Some of the reasons cited by the Secretary for consumers not conserving energy are 'lack of awareness, not pricing power properly and not manufacturing efficient gadgets.'

On the proposed Central Electricity Regulatory Commission, he said, it would fix tariffs for central government utilities and other utilities which supply power to more than one state.

Generation and distribution of electricity being a concurrent subject, 'unlike TRAI, we have to set up Electricity Regulatory commission at both state level and central level. The state level regulatory commission will take care of the state level power projects, transmission projects, IPPs and retail consumer tariff.'

Regarding private participation in power distribution, he was hopeful that the private companies 'would examine reform initiatives taken by various electricity boards and state governments, and based on their reform agenda, they will decide on investment. If they develop confidence because of the reform agenda, private companies will make up their mind.

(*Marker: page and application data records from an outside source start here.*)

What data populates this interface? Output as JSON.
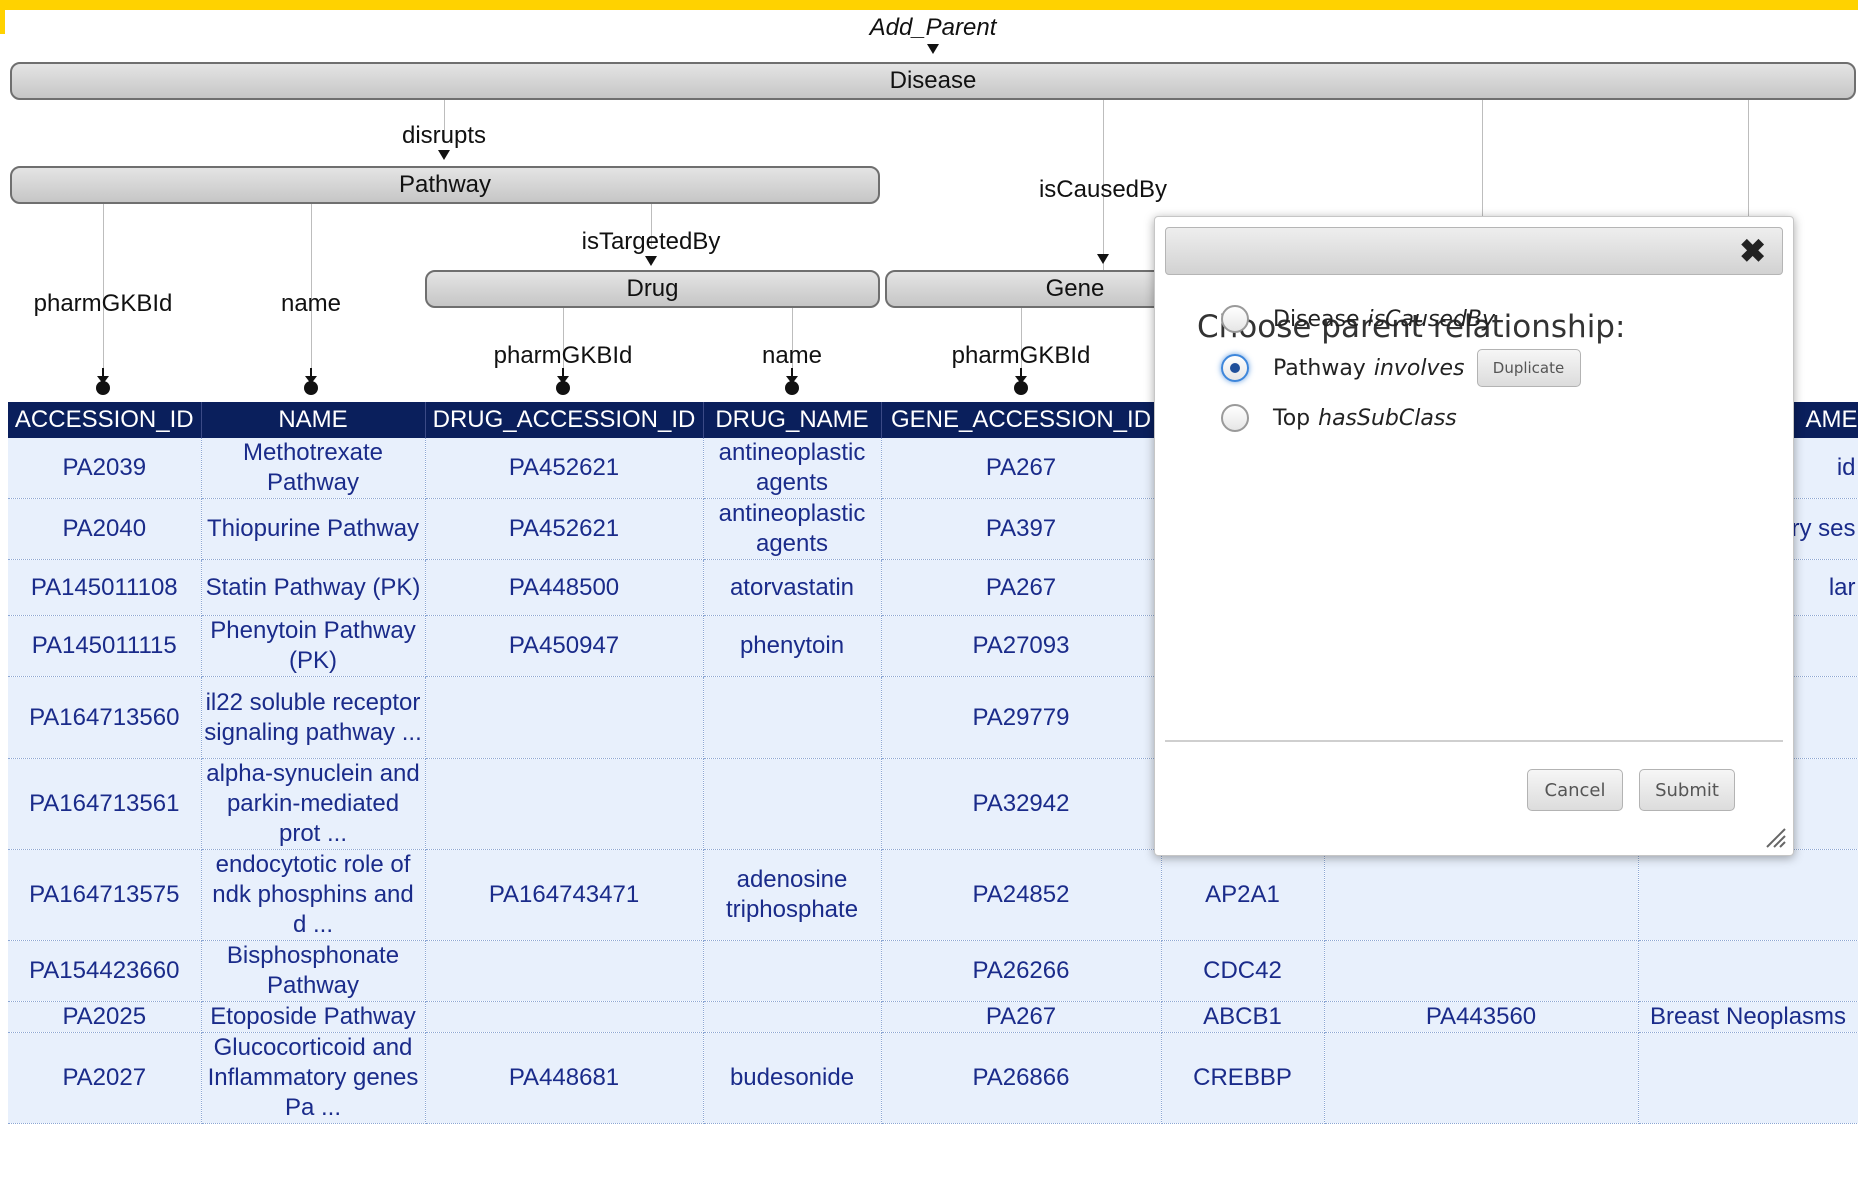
{
  "schema": {
    "root_label": "Add_Parent",
    "bars": {
      "disease": "Disease",
      "pathway": "Pathway",
      "drug": "Drug",
      "gene": "Gene"
    },
    "relations": {
      "disrupts": "disrupts",
      "is_targeted_by": "isTargetedBy",
      "is_caused_by": "isCausedBy"
    },
    "attributes": {
      "pathway_id": "pharmGKBId",
      "pathway_name": "name",
      "drug_id": "pharmGKBId",
      "drug_name": "name",
      "gene_id": "pharmGKBId"
    }
  },
  "table": {
    "columns": [
      "ACCESSION_ID",
      "NAME",
      "DRUG_ACCESSION_ID",
      "DRUG_NAME",
      "GENE_ACCESSION_ID",
      "",
      "",
      "AME"
    ],
    "rows": [
      [
        "PA2039",
        "Methotrexate Pathway",
        "PA452621",
        "antineoplastic agents",
        "PA267",
        "",
        "",
        "id"
      ],
      [
        "PA2040",
        "Thiopurine Pathway",
        "PA452621",
        "antineoplastic agents",
        "PA397",
        "",
        "",
        "ry ses"
      ],
      [
        "PA145011108",
        "Statin Pathway (PK)",
        "PA448500",
        "atorvastatin",
        "PA267",
        "",
        "",
        "lar"
      ],
      [
        "PA145011115",
        "Phenytoin Pathway (PK)",
        "PA450947",
        "phenytoin",
        "PA27093",
        "",
        "",
        ""
      ],
      [
        "PA164713560",
        "il22 soluble receptor signaling pathway ...",
        "",
        "",
        "PA29779",
        "",
        "",
        ""
      ],
      [
        "PA164713561",
        "alpha-synuclein and parkin-mediated prot ...",
        "",
        "",
        "PA32942",
        "",
        "",
        ""
      ],
      [
        "PA164713575",
        "endocytotic role of ndk phosphins and d ...",
        "PA164743471",
        "adenosine triphosphate",
        "PA24852",
        "AP2A1",
        "",
        ""
      ],
      [
        "PA154423660",
        "Bisphosphonate Pathway",
        "",
        "",
        "PA26266",
        "CDC42",
        "",
        ""
      ],
      [
        "PA2025",
        "Etoposide Pathway",
        "",
        "",
        "PA267",
        "ABCB1",
        "PA443560",
        "Breast Neoplasms"
      ],
      [
        "PA2027",
        "Glucocorticoid and Inflammatory genes Pa ...",
        "PA448681",
        "budesonide",
        "PA26866",
        "CREBBP",
        "",
        ""
      ]
    ]
  },
  "dialog": {
    "close_icon": "close-icon",
    "heading": "Choose parent relationship:",
    "options": [
      {
        "parent": "Disease",
        "relation": "isCausedBy",
        "selected": false
      },
      {
        "parent": "Pathway",
        "relation": "involves",
        "selected": true
      },
      {
        "parent": "Top",
        "relation": "hasSubClass",
        "selected": false
      }
    ],
    "duplicate_label": "Duplicate",
    "cancel_label": "Cancel",
    "submit_label": "Submit"
  }
}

Those states which show that they can turn around faster, definitely will attract private investment because this is a sector where demand is there.'

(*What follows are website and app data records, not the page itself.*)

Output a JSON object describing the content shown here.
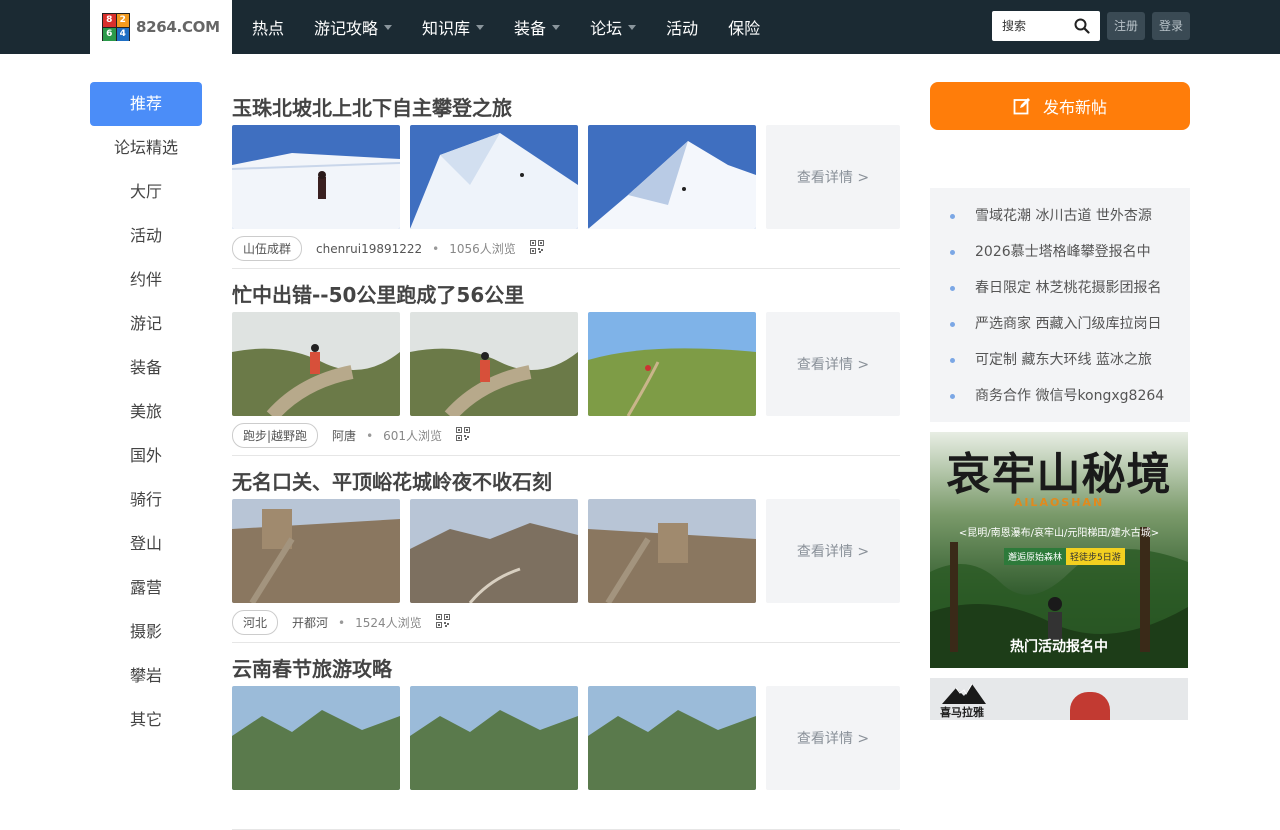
{
  "header": {
    "logo": {
      "text": "8264.COM",
      "mark": [
        "8",
        "2",
        "6",
        "4"
      ]
    },
    "nav": [
      {
        "label": "热点",
        "dropdown": false
      },
      {
        "label": "游记攻略",
        "dropdown": true
      },
      {
        "label": "知识库",
        "dropdown": true
      },
      {
        "label": "装备",
        "dropdown": true
      },
      {
        "label": "论坛",
        "dropdown": true
      },
      {
        "label": "活动",
        "dropdown": false
      },
      {
        "label": "保险",
        "dropdown": false
      }
    ],
    "search_placeholder": "搜索",
    "register_label": "注册",
    "login_label": "登录"
  },
  "sidebar": {
    "items": [
      {
        "label": "推荐",
        "active": true
      },
      {
        "label": "论坛精选",
        "active": false
      },
      {
        "label": "大厅",
        "active": false
      },
      {
        "label": "活动",
        "active": false
      },
      {
        "label": "约伴",
        "active": false
      },
      {
        "label": "游记",
        "active": false
      },
      {
        "label": "装备",
        "active": false
      },
      {
        "label": "美旅",
        "active": false
      },
      {
        "label": "国外",
        "active": false
      },
      {
        "label": "骑行",
        "active": false
      },
      {
        "label": "登山",
        "active": false
      },
      {
        "label": "露营",
        "active": false
      },
      {
        "label": "摄影",
        "active": false
      },
      {
        "label": "攀岩",
        "active": false
      },
      {
        "label": "其它",
        "active": false
      }
    ]
  },
  "feed": {
    "detail_label": "查看详情 >",
    "posts": [
      {
        "title": "玉珠北坡北上北下自主攀登之旅",
        "tag": "山伍成群",
        "author": "chenrui19891222",
        "views": "1056人浏览",
        "theme": "snow"
      },
      {
        "title": "忙中出错--50公里跑成了56公里",
        "tag": "跑步|越野跑",
        "author": "阿唐",
        "views": "601人浏览",
        "theme": "trail"
      },
      {
        "title": "无名口关、平顶峪花城岭夜不收石刻",
        "tag": "河北",
        "author": "开都河",
        "views": "1524人浏览",
        "theme": "wall"
      },
      {
        "title": "云南春节旅游攻略",
        "tag": "",
        "author": "",
        "views": "",
        "theme": "yunnan"
      }
    ]
  },
  "right": {
    "publish_label": "发布新帖",
    "promos": [
      "雪域花潮 冰川古道 世外杏源",
      "2026慕士塔格峰攀登报名中",
      "春日限定 林芝桃花摄影团报名",
      "严选商家 西藏入门级库拉岗日",
      "可定制 藏东大环线 蓝冰之旅",
      "商务合作 微信号kongxg8264"
    ],
    "ad1": {
      "headline": "哀牢山秘境",
      "english": "AILAOSHAN",
      "route": "<昆明/南恩瀑布/哀牢山/元阳梯田/建水古城>",
      "badge_left": "邂逅原始森林",
      "badge_right": "轻徒步5日游",
      "footer": "热门活动报名中"
    },
    "ad2": {
      "brand": "喜马拉雅"
    }
  },
  "colors": {
    "topbar": "#1b2a33",
    "accent_blue": "#4b8df8",
    "publish_orange": "#ff7d0a"
  }
}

Shahi was optimistic about the Tamil Nadu Electricity Board 'turning around commercially faster than many other state electricity boards.'

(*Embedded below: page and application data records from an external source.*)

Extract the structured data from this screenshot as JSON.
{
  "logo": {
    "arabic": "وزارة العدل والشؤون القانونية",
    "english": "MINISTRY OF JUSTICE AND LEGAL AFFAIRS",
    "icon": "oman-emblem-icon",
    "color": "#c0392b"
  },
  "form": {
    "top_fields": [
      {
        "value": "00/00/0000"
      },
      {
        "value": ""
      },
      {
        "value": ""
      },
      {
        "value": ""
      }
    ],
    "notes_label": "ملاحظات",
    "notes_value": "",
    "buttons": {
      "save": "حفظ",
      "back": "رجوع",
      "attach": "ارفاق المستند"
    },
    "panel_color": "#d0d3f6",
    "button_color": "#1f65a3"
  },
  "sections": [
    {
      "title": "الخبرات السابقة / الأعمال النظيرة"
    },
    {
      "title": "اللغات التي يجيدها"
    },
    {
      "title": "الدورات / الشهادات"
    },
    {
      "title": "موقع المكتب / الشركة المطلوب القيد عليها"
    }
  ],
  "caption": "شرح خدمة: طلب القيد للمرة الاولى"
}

But K N Shenoy, past president, CII and former chairman, ABB India Ltd, in his keynote address, squarely blamed the government for not reforming the power sector enough.

He was of the view that the reforms in the energy sector have not kept pace with the needs of a globalised economy as Indian economy is bogged down by a number of policy level issues.

According to him, "Power reform is a national issue, a national problem which we need to resolve with public-private partnership."

According to Shenoy, if India were to achieve the target of 8 per cent growth rate during the 10th Plan period, the country has to shift its focus to the manufacturing sector. The contribution of the manufacturing industry to the GDP is an abysmal 26 per cent, while in China, it is 50 per cent of its GDP, 40 per cent in Thailand, and 33 per cent in the Philippines.

The manufacturing industry can contribute more than the 26 per cent that it is doing now, only if the manufacturing costs are reduced drastically. For that, the industry has to improve its cost structure, efficiency, productivity, quality and reliability so that the products are internationally competitive.

What adds to the increasing cost of the manufacturing sector is the cost of energy especially in the cement, aluminium, pulp and paper, and foundry industries.

The energy input in these sectors varies from 25 per cent to 65 per cent of the total manufacturing cost, while in the other sectors, energy cost varies from 3 per cent to 15 per cent.

The average industrial power cost in India is Rs 4.18/kWh as compared to Rs 1.8 in the US, Rs 1.2 in China, RsĀ  0.8 in Saudi Arabia, Rs 2.0 in Thailand and Rs 1.7 in most European countries.

Naturally, one of the major concerns of the Indian manufacturing industry is the rising power tariff as there has been a three fold increase in power tariffs in the last ten years.

Shenoy said, "Energy conservation therefore, assumes centre stage in our battle to drastically reduce manufacturing costs. I would very strongly urge the Indian corporates to adopt technology as an enabler for energy conservation."

Shobha Warrier in Chennai